The Preventative Approach
Like they say, “An Ounce of Prevention…”
Put simply, the body equires carbohydrates, fats, proteins, vitamins and minerals to maintain healthy organs, bones, muscles, nerves, and to produce hormones and chemicals that are necessary for the proper function of organs. (MedicineNet.com)
These chronic conditions, according to the CDC, are heart disease and stroke, cancer, diabetes, arthritis, obesity, respiratory diseases and oral conditions.
Where would you say your overall health stands right now? How many prescriptions do you take? How good do you feel? Are you currently being monitored or actively treated for one or more health issues?
“To reduce chronic disease across the nation,” says the CDC in its report, The Power of Prevention, “we must rethink our health care system. It is essential to have a coordinated, strategic prevention approach that promotes healthy behaviors, expands early detection and diagnosis of disease, supports people of every age and eliminates health disparities.”
Let’s take a look at the preventive approach from the perspective of two Colorado Springs healthcare professionals whose chosen fields focus specifically on the front end of wellness - building and maintaining good health.
Dr. Ryan Betz, chiropractor and owner and operator of 100% Chiropractic in East Colorado Springs, says, “Preventive health care, from my perspective, means taking the necessary actions daily to ensure that our bodies get stronger as we age rather than weaker. It is so easy to blame age for our deteriorating health, but I don’t buy into that notion.

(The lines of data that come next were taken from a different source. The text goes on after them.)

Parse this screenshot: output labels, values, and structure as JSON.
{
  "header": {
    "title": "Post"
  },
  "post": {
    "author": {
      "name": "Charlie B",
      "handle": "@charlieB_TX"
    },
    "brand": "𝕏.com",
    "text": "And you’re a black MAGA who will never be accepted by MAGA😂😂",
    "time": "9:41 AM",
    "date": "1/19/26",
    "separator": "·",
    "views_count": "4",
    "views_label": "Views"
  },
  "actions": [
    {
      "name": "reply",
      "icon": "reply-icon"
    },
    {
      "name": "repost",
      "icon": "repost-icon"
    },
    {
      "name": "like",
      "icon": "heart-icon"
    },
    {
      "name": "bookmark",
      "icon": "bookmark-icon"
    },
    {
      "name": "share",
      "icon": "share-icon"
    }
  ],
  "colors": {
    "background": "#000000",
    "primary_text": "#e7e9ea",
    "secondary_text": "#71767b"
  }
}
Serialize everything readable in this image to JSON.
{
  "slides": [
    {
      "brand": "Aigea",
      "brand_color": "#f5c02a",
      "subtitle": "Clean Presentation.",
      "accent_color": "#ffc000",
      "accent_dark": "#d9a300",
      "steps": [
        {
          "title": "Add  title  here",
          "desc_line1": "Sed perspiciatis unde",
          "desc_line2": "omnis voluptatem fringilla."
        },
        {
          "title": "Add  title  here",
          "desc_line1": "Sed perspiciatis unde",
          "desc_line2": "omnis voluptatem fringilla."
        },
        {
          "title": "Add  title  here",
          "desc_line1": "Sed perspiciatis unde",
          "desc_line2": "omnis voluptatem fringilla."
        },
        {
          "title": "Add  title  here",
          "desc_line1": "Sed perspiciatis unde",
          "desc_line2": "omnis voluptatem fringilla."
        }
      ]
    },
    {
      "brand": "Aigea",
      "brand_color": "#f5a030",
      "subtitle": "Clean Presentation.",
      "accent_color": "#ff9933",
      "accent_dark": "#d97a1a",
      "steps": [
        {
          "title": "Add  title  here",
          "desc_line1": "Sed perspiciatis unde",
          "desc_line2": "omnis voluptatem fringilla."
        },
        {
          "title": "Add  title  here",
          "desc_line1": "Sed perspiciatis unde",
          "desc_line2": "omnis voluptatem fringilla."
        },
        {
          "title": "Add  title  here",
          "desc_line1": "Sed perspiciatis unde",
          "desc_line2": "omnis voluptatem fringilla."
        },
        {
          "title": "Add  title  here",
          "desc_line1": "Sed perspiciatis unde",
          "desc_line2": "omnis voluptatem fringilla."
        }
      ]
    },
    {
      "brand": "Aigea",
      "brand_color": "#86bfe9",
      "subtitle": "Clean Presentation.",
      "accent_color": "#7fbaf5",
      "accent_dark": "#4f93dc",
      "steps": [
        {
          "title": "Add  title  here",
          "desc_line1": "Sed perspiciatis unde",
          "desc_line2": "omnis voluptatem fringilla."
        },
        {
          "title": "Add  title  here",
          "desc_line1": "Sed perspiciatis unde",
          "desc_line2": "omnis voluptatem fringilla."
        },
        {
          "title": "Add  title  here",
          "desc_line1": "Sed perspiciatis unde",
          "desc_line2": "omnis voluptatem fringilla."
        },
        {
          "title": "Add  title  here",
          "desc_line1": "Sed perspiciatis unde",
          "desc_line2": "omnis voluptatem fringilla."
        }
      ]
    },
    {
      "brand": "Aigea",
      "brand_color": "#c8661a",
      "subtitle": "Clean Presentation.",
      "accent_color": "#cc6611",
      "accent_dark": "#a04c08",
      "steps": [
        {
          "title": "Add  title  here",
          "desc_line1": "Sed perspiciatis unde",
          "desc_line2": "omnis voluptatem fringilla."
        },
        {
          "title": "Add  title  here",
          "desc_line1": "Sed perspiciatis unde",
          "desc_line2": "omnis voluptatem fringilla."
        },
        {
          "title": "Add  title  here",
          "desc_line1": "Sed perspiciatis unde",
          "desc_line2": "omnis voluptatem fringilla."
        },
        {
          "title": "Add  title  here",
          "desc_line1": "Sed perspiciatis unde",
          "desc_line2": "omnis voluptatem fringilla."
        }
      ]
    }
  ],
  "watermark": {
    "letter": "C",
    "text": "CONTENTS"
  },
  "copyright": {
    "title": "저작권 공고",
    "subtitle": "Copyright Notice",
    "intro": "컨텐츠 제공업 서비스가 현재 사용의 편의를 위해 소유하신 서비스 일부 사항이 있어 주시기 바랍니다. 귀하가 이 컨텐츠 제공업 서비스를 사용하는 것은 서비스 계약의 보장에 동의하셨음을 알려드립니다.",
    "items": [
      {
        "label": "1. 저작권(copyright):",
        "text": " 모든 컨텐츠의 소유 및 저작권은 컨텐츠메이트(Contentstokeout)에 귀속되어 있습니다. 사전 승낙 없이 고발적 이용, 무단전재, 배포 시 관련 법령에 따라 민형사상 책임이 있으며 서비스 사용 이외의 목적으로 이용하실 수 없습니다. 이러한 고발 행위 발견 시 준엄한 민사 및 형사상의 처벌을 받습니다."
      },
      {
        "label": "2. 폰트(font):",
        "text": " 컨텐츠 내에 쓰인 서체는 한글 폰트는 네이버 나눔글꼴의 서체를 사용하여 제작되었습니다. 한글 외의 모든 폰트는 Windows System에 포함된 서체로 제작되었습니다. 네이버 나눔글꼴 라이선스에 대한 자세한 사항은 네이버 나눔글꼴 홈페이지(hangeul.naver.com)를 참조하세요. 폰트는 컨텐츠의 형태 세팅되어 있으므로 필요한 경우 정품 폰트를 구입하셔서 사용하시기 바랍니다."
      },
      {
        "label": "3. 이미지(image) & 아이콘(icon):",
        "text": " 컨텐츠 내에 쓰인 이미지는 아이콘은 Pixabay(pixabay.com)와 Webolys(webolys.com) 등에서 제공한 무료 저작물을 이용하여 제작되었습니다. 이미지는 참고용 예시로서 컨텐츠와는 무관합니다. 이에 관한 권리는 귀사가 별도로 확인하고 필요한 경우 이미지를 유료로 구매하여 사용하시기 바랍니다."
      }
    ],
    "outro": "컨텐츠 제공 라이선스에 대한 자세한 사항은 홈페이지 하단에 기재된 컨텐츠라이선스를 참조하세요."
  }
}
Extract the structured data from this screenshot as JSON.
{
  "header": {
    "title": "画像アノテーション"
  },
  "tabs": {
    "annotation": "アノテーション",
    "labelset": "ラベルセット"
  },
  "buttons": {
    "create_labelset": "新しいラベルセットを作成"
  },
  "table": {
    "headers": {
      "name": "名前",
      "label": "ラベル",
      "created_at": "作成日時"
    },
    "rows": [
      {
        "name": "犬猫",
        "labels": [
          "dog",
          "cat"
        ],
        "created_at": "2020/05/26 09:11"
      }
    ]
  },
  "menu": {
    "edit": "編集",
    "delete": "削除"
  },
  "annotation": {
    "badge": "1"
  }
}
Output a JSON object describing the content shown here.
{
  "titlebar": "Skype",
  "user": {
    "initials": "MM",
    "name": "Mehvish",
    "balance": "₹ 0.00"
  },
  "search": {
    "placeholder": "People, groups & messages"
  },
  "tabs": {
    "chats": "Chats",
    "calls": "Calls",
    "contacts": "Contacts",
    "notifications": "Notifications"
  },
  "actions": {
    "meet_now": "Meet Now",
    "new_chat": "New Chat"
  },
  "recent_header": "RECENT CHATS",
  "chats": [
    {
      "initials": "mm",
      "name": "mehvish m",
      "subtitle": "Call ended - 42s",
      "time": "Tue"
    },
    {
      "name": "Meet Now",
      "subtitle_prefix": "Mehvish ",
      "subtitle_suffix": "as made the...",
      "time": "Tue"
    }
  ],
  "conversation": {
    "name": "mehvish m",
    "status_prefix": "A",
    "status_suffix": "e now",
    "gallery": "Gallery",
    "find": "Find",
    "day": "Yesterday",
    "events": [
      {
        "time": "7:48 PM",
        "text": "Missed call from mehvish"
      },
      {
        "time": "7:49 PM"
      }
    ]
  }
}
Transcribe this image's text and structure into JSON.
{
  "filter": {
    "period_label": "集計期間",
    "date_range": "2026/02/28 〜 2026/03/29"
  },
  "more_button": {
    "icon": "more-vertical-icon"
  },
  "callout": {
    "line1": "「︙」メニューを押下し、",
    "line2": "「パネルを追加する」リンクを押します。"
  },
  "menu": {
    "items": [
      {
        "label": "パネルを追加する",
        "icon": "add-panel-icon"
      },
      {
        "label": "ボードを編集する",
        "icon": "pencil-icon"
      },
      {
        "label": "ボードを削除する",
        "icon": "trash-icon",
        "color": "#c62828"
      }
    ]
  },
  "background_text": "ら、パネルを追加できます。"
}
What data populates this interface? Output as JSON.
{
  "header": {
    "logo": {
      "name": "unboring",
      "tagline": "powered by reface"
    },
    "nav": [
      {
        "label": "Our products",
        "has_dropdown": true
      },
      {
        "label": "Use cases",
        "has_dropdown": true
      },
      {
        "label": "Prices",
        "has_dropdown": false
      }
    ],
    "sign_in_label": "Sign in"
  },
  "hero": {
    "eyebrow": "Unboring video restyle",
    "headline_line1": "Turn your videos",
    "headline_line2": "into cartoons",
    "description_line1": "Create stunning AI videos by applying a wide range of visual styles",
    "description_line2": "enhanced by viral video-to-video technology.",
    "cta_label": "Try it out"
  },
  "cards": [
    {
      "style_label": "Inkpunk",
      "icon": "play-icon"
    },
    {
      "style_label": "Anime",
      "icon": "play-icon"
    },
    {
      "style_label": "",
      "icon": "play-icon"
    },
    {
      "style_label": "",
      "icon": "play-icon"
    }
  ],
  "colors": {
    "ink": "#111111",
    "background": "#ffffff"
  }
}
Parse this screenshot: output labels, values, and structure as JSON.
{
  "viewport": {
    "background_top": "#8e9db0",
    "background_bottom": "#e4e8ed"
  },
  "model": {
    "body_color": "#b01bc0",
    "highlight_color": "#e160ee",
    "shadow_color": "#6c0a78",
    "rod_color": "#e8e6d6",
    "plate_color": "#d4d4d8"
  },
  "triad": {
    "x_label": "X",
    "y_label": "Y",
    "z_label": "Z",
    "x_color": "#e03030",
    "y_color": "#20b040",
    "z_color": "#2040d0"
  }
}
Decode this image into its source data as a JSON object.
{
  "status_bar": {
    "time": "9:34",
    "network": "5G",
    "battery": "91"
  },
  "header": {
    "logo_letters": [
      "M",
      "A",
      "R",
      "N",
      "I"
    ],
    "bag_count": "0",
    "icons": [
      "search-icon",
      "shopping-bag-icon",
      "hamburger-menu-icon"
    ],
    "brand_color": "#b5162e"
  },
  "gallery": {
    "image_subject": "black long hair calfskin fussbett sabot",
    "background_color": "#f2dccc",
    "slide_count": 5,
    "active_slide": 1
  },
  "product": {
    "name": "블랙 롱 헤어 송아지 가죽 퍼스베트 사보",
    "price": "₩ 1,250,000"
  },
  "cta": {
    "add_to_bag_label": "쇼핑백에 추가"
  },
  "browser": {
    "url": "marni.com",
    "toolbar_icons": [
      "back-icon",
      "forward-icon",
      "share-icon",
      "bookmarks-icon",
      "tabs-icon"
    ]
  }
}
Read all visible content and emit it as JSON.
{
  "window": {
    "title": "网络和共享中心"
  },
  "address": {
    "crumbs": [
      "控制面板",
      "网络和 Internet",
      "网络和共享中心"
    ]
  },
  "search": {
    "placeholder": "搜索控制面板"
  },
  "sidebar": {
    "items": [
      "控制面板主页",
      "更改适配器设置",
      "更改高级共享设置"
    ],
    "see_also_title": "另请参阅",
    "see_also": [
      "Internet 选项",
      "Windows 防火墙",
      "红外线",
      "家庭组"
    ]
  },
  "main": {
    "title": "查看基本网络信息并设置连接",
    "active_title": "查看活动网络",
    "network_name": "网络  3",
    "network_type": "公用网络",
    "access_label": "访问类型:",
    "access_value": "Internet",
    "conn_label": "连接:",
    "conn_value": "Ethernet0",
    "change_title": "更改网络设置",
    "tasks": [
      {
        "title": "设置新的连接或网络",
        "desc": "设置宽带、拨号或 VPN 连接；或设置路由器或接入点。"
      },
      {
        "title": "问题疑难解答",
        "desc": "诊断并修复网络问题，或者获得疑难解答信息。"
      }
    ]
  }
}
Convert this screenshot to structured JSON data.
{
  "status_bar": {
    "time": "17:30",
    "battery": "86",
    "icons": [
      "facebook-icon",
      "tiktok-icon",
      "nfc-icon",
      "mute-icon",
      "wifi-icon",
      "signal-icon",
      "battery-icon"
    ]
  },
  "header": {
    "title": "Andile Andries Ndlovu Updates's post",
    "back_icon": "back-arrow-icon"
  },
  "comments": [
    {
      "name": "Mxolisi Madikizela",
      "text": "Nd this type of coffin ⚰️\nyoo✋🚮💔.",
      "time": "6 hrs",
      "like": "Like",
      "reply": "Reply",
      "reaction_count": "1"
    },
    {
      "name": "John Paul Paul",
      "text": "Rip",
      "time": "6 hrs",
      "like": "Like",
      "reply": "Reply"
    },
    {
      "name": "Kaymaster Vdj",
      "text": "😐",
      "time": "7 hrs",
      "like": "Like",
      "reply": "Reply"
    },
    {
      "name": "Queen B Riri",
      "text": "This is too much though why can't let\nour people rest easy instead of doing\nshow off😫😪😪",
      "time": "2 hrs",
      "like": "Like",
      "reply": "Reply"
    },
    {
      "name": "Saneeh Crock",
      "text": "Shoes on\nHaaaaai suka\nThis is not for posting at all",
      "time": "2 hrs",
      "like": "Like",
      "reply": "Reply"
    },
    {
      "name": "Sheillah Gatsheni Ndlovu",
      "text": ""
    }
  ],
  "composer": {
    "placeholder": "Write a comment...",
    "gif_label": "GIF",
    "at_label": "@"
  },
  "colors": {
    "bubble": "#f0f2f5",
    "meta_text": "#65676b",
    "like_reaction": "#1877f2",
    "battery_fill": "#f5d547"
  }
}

Our bodies are designed to get stronger as time passes, but with our sedentary culture we seldom see that playing out.”
Dr. Mark Cooper, naturopathic physician and owner of Alpine Naturopathic Clinic, says, “Preventive health care is both the avoidance of behavior that leads an individual in the direction of disease as well as the inclusion of behavior that leads an individual in the direction of healthy choices.”
Both Dr. Betz and Dr. C ooper stress the key role a healthy digestive system plays in supporting a strong immune system. “The level of immunity and our immune response is dependent on the health and stabilization of our gut,” says Dr. Betz. “Unfortunately, because of the Standard American Diet (SAD) we kill off and deplete the majority of ‘good’ bacteria in our gut, resulting in damage to our immune system and a sick state of health. Living a toxic and deficient lifestyle will send our body into a downward spiral and depleted health and quality of life. What I mean by toxic is engaging in habits that bring harmful chemicals into our body. The most notable of these habits is the reliance on medications (antibiotics, pain meds, etc.) and the ingestion of processed foods and unclean meats that have copious amounts of preservatives, additives, hormones and antibiotics and are void of any nutritional benefit (i.e. fast food). When I say deficiencies I mean not supplying our body with the raw materials that it depends upon for survival.”
“I don’t believe in better living through pharmaceuticals,” says Dr. Cooper, “and I don’t believe we were born deficient in a bucket full of vitamins. It doesn’t work that way. We were all designed to be self-sufficient. And that means drinking good water, breathing good air and eating good food the way it was provided on Earth.”
Both Drs. Betz and Cooper describe three main components for good health and quality of life. Put simply, says Dr. Betz, they are “how we eat, how we move and how we think.”
“It’s important to eat good organic foods, avoid toxins and exercise,” says Dr. Cooper, “but it is just as important for people to develop hobbies and activities that give them pleasure and joy in life.”
Ready to kick off your own preventive approach? Start simply, suggests Dr. Betz, “by implementing an easy-to-follow strategy and a positive mindset, and you will see remarkable health goals reached, and maintained!”